Microsoft is actively developing a meeting-room application designed to streamline the entire process, including sharing data and recognizing participants, according to company co-founder Bill Gates.

The disclosure is buried inside a lengthy personality profile of Microsoft executives Satya Nadella, Steve Ballmer, and Gates, describing the relationships tying together--and pushing apart--each of the three. But the article by Vanity Fair also touches tangentially on what Microsoft is actually doing these days--especially Gates, who's dedicating exactly 30 percent of his time to the company.

Gates, in one excerpt, describes an upcoming meeting with a "genius guy" who is pushing the idea for a new app. "[W]hen you write an application you don't write an application for this thing and then another application for that thing and another application for this thing," he told the magazine. "When you fire up the meeting-room application, everybody's machine has a part of this meeting-room application."

Why this matters: Microsoft has already built out a strong--some might say redundant--platform of collaborative technologies. Extending it to the meeting room or boardroom would make sense, especially as connecting a videoconferencing session still robs a meeting of valuable time. Whether this would be a standalone app, or simply a feature of an existing Microsoft technology, remains to be seen. We'd bet on the latter.

"Meeting Room Plus"

The app, which Vanity Fair dubs "Meeting Room Plus," would do everything that needs to be done, from sharing notes to videoconferencing, without having to pause to open something else up. "On that one, I think we'll take the lead," Gates said. "That's a very cool thing, and it does kind of trump what's come before."

The idea gets buy-in from Nadella as well.

"I think that's a great way to think about it," Nadella said, according to the magazine. "Let's say we walk into this room. There are cameras there that recognize each one of us, automatically log us into a shared whiteboard, rendezvous the machines you have, a phone or a tablet, so that you can share things."

If the app did come to fruition, it would be another in a long line of different ways of sharing content and collaborating within Microsoft. At one time, that was seen as Skype's role, but that product was integrated with Microsoft Lync in 2013. At the time, Microsoft announced Lync Room System, a hardware package combining large touch monitors and a 360-degree camera.
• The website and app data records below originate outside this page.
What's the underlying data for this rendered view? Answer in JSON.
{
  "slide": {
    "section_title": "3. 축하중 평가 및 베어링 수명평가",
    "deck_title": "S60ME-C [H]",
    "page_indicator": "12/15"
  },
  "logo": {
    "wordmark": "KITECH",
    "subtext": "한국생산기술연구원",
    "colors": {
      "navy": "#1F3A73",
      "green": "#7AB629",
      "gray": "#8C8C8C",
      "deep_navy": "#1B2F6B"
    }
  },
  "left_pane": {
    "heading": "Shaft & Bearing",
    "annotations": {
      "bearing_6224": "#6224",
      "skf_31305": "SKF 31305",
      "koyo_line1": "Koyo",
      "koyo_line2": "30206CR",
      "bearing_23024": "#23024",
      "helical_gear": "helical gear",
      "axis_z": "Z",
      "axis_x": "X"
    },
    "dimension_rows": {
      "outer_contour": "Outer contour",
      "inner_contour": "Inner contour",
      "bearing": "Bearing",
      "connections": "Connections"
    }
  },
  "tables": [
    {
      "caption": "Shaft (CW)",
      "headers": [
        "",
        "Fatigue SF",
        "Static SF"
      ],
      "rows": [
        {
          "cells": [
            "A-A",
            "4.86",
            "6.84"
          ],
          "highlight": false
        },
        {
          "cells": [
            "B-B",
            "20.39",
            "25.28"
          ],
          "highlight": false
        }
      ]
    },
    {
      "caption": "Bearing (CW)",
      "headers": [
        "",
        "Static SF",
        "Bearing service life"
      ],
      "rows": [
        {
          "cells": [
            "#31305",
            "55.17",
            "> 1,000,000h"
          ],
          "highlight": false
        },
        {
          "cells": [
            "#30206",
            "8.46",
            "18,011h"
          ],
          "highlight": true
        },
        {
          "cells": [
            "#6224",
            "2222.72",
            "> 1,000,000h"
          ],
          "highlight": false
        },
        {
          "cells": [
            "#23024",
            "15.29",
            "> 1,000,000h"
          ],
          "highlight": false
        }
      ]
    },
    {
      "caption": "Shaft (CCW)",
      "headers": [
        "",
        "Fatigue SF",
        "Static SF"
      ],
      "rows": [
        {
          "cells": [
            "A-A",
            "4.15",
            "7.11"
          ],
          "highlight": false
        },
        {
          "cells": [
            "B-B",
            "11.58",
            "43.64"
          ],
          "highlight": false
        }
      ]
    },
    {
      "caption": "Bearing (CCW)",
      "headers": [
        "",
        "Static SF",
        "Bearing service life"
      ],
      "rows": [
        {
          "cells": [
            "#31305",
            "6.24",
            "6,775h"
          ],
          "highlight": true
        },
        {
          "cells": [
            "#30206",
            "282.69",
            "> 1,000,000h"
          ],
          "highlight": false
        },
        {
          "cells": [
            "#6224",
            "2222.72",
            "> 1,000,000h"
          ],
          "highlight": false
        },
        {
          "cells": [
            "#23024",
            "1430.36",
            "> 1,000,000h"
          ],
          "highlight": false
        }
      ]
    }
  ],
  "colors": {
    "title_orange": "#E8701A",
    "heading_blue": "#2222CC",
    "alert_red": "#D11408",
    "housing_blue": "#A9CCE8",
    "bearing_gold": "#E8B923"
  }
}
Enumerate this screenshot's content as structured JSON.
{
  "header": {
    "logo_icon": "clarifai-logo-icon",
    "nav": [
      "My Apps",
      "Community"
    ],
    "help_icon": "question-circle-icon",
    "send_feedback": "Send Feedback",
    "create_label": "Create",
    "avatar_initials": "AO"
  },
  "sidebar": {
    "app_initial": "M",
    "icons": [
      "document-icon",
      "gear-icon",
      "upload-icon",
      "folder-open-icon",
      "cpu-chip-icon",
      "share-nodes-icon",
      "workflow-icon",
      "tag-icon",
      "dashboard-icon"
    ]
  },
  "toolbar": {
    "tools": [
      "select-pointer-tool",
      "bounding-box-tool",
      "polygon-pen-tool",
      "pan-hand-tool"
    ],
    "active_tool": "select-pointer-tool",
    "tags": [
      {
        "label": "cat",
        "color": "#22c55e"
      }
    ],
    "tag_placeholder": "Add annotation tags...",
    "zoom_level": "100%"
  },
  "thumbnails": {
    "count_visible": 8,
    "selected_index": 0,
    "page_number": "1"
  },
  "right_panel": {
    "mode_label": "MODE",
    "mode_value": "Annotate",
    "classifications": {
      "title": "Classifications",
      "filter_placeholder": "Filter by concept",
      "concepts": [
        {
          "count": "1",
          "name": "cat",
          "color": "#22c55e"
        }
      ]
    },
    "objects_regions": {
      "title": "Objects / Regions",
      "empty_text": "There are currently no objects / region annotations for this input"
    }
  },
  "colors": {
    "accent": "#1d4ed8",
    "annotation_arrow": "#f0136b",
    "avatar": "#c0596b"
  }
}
Lync Room Systems are still sold by those partners, but they also cost more than $15,000 apiece, according to Microsoft.

Since then, Google has entered the space with Google Chromebox for Business, a solution that costs about $1,000. Startup Highfive announced a $799 system this week. Both, however, rely on the users themselves to set up the meeting, log themselves in, and share information.

It's conceivable that the app could tie into the recently announced Microsoft Groups feature, allowing access to a shared workspace and OneDrive for Business, possibly automatically launching a PowerPoint presentation that the meeting organizer has previously selected to share. Zoho's Showtime app takes a similar approach.

Still, namechecking a new app in a national magazine gives it a decent shot at success. And if you're interested in how Nadella was selected (and how Ballmer was essentially booted out) the Vanity Fair article makes for an interesting lunchtime read.